Targeted support for a small number of institutions that have very high numbers of international student numbers
The organisation believes UK universities are facing a shortfall of £790 million in the 2019-20 academic year, given loss of income from accommodation, catering and conferencse in the final term and Easter and summer vacations.
For the 2020 academic year, it warns of further major financial risks – explaining a total loss of international student fee income in that year would be a £6.9 billion loss.
The measures include a broad spectrum of recommendations but those most pertinent to international education and research are:
- Introduce additional flexibilities in the visa system to support international students planning to start courses this autumn including allowing those students already here to switch visa category in country (extending current arrangements beyond 31st May) and flexibility on English language and other requirements for visa applications, where these cannot be provided due to the closure of testing centres or disruption to examinations.
- Stabilise demand from EU students by delaying the introduction of the new immigration system for EU students for students starting in the 2021 calendar year. Hold fee/ loan arrangements for EU students as they are for one further year.
- Targeted support for a very small number of institutions that because of their distinct missions have very high numbers of international student numbers.
- Increasing QR funding by 100% for 2020-21 to maintain the UK’s research excellence
- The full economic cost of research to be funded through government grants including those from UKRI and the National Institute for Health Research.
- A transformation fund to support universities over the next two to three years to reshape and consolidate through federations and partnerships or potentially merge with other higher education institutions, further education colleges or private providers.
As part of the package of measures, UUK said the sector will “reduce costs, increase efficiency and moderate certain behaviours to increase stability and sustainability”.
It said that universities recognise that even with government investment significant action to reduce costs is necessary and are already making efforts to reduce costs as much as possible.
“For example, through tight controls on procurement, delaying capital projects and freezing recruitment,” UUK added.
“The package of measures we have proposed today will support universities across all four nations of the UK to ensure that they remain able to weather the very serious financial challenges posed by COVID-19,” said UUK chief executive, Alistair Jarvis in a statement.
He referred to the recently launched #WeAreTogether campaign, designed showcase the ways universities are helping the fight against the COVID-19 pandemic.
“Universities have already made a huge contribution to the national effort to fight COVID-19 and moving forward will act collectively and responsibly to promote sector-wide financial stability in these challenging times and help the country to get back on its feet and people to rebuild their lives,” Jarvis added.
Tim Bradshaw, chief executive of the Russell Group added that it is vital the country is in a strong position to bounce back again after the crisis.
“More than ever, the UK will need the skills, research, innovation and expertise universities bring. We therefore support the full package of measures that have been developed with Universities UK on behalf of the whole sector.
“The right investment now will underpin the future growth and prosperity of the country,” he said.
The National Union of Students‘ vice president (Welfare), Eva Crossan Jory added that a generation of students will pay the price “if we don’t act now”.

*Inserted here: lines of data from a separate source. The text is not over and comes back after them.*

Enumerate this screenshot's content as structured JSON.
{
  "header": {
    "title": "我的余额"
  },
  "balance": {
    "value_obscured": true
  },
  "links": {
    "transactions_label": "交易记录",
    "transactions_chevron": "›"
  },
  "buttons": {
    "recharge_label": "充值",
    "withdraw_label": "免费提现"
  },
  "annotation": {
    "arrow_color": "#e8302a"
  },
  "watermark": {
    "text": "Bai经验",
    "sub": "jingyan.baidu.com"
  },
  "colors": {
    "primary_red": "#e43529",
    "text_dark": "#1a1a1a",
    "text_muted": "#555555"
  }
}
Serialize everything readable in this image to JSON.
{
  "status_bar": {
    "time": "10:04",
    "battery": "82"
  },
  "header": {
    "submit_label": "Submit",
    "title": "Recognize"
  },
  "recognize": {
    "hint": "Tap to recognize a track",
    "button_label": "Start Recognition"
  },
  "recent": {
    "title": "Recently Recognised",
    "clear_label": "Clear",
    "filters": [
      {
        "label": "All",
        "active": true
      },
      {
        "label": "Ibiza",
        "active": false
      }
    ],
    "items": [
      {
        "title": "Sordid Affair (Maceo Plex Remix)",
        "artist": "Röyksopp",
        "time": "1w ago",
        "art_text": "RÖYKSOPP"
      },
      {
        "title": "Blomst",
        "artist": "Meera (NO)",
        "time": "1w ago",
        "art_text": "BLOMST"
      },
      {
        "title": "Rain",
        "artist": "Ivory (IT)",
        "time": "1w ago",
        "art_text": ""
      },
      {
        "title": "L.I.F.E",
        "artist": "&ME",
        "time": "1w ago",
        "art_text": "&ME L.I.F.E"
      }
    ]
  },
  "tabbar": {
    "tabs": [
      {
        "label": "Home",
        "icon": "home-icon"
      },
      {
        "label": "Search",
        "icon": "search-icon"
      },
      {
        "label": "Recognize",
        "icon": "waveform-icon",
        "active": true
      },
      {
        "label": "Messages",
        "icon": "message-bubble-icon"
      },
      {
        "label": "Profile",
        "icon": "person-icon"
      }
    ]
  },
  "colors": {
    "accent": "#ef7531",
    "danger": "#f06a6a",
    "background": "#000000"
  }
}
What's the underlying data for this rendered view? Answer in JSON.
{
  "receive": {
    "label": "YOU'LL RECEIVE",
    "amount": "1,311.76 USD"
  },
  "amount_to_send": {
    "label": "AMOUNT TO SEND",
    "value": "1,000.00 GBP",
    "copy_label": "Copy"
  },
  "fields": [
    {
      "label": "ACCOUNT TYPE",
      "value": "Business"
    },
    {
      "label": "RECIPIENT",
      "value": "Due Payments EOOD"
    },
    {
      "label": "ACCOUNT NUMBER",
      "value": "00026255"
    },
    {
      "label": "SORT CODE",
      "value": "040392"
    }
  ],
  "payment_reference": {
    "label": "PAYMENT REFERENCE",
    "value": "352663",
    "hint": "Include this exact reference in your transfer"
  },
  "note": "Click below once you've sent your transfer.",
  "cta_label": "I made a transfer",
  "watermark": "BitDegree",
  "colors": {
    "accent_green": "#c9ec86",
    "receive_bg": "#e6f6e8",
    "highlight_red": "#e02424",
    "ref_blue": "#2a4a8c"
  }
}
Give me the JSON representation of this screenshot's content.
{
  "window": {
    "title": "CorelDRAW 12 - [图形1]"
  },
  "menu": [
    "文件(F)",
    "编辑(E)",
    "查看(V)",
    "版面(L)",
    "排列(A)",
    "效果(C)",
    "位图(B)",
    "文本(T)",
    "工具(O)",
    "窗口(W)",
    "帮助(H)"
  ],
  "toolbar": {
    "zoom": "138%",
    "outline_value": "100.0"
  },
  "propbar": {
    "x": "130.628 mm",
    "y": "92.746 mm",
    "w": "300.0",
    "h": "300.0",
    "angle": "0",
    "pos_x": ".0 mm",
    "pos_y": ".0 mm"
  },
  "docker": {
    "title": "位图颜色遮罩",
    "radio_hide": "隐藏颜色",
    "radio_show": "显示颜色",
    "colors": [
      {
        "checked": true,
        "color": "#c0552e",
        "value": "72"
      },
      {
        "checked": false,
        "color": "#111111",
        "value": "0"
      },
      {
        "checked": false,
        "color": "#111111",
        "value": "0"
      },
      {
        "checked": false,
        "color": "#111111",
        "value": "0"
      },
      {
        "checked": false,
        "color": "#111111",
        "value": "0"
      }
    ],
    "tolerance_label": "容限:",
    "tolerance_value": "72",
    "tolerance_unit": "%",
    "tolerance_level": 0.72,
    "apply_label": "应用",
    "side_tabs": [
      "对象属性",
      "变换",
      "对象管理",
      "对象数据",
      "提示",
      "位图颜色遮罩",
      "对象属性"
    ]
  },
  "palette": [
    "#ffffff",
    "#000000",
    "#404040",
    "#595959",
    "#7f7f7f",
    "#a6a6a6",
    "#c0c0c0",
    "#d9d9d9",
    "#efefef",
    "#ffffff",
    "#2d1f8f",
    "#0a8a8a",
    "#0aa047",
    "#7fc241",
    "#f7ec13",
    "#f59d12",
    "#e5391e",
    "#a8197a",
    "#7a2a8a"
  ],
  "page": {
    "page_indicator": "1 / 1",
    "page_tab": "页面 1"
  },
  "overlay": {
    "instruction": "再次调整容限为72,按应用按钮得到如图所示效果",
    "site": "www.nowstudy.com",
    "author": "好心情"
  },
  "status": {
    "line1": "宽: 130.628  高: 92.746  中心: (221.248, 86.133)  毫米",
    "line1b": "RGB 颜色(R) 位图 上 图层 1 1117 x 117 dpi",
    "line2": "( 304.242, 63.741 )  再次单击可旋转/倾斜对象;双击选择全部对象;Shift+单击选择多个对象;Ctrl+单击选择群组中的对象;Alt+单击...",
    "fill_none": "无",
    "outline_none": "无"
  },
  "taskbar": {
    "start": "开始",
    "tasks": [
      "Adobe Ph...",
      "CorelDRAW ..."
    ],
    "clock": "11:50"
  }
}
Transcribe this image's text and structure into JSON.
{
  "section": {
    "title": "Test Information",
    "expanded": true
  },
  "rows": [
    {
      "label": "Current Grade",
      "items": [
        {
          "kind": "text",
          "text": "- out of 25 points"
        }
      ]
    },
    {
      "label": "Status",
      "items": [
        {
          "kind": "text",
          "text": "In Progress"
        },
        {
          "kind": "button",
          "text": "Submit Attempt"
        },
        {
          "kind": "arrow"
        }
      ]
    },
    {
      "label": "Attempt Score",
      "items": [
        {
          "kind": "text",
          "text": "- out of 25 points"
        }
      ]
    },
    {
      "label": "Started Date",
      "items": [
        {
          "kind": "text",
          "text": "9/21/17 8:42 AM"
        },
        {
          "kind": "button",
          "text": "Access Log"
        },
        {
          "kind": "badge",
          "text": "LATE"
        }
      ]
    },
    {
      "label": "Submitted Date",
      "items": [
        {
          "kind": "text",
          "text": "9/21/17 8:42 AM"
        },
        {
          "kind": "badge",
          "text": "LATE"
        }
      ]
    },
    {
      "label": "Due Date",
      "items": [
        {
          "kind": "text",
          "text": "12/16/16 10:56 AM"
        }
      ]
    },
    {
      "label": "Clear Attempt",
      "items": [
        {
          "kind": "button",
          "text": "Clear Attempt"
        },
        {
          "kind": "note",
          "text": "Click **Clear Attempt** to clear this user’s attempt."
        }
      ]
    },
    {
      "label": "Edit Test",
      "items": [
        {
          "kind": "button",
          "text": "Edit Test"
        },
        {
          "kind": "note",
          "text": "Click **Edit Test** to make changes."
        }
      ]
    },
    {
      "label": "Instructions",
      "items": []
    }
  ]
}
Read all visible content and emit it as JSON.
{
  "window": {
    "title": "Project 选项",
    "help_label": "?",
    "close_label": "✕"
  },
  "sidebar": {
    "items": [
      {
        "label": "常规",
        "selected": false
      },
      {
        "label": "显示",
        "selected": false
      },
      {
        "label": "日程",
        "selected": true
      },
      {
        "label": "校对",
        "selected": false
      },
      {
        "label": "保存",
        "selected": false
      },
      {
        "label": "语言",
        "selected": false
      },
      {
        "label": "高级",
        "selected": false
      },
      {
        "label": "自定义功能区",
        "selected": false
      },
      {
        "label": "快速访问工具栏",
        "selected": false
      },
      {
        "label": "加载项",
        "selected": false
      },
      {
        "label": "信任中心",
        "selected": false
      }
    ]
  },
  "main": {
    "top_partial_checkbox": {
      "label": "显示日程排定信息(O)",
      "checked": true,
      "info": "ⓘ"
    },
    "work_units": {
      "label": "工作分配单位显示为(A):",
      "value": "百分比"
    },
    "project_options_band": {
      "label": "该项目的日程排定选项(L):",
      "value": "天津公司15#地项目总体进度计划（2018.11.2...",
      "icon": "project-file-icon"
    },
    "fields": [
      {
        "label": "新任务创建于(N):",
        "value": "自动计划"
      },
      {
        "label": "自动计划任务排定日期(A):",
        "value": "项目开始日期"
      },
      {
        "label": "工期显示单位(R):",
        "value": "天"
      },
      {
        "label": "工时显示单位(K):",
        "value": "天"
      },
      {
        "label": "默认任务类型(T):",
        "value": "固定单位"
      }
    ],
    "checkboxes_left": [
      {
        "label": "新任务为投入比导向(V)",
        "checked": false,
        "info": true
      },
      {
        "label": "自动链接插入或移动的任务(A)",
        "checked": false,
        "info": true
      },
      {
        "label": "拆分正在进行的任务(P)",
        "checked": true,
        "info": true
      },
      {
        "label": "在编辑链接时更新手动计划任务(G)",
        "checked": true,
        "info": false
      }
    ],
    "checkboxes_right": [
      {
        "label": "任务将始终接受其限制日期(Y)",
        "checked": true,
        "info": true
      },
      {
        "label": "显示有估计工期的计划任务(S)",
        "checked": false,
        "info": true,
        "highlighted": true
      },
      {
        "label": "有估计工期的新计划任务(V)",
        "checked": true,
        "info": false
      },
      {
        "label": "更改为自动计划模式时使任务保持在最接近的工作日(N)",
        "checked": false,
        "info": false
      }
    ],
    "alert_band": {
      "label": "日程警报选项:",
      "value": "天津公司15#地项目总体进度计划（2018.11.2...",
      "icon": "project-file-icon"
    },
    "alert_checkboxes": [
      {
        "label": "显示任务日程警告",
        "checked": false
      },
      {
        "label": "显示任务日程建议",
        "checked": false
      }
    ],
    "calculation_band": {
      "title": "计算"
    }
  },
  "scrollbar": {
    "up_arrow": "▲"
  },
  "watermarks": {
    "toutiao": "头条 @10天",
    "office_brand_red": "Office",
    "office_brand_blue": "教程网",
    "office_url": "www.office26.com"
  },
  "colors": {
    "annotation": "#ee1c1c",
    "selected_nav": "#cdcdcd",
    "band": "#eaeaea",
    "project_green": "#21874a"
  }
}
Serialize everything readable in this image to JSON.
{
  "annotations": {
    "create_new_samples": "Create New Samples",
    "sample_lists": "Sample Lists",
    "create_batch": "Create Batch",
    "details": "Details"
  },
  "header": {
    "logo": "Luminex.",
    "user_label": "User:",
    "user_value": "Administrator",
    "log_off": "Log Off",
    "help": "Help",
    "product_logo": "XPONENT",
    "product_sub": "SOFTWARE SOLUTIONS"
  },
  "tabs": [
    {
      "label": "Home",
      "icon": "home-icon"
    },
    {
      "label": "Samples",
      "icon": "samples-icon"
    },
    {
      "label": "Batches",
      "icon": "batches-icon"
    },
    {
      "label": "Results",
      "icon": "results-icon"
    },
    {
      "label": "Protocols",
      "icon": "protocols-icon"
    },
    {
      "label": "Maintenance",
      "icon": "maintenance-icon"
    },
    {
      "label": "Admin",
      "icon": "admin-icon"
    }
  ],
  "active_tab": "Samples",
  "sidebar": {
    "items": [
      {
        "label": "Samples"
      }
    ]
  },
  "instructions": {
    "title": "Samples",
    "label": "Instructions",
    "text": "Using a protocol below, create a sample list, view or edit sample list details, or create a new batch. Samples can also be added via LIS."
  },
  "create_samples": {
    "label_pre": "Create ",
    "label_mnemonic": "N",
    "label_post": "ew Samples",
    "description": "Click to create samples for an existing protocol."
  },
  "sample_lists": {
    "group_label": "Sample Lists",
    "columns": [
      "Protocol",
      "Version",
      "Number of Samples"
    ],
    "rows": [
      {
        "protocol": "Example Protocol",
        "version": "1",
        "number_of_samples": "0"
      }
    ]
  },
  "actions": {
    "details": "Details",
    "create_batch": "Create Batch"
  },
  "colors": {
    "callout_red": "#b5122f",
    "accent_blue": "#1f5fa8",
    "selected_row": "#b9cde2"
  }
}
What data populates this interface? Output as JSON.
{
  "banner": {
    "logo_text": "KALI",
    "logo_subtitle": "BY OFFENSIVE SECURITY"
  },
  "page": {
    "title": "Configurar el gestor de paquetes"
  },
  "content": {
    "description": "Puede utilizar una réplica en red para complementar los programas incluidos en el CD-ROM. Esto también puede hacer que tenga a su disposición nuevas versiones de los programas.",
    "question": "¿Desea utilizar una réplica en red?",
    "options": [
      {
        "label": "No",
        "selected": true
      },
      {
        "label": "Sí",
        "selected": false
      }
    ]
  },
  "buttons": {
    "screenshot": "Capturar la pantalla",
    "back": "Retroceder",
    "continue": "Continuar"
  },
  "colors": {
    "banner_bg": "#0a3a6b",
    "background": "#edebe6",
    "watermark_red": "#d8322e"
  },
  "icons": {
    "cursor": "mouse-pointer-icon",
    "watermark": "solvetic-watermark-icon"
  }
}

“Students will play a critical role in rebuilding our society in the aftermath of this pandemic”
“There are enormous financial and logistical challenges for the whole sector: this is a systemic problem and it needs a systemic answer,” she said.
However, Crossan Jory added that any package of support for higher education must include appropriate support for students, “especially considering the mounting student discontent that courses are not being delivered as promised and demands for refunds”.
“Students will play a critical role in rebuilding our society in the aftermath of this pandemic. We must protect further and higher education and make sure that the students of today do not become a lost generation,” she said.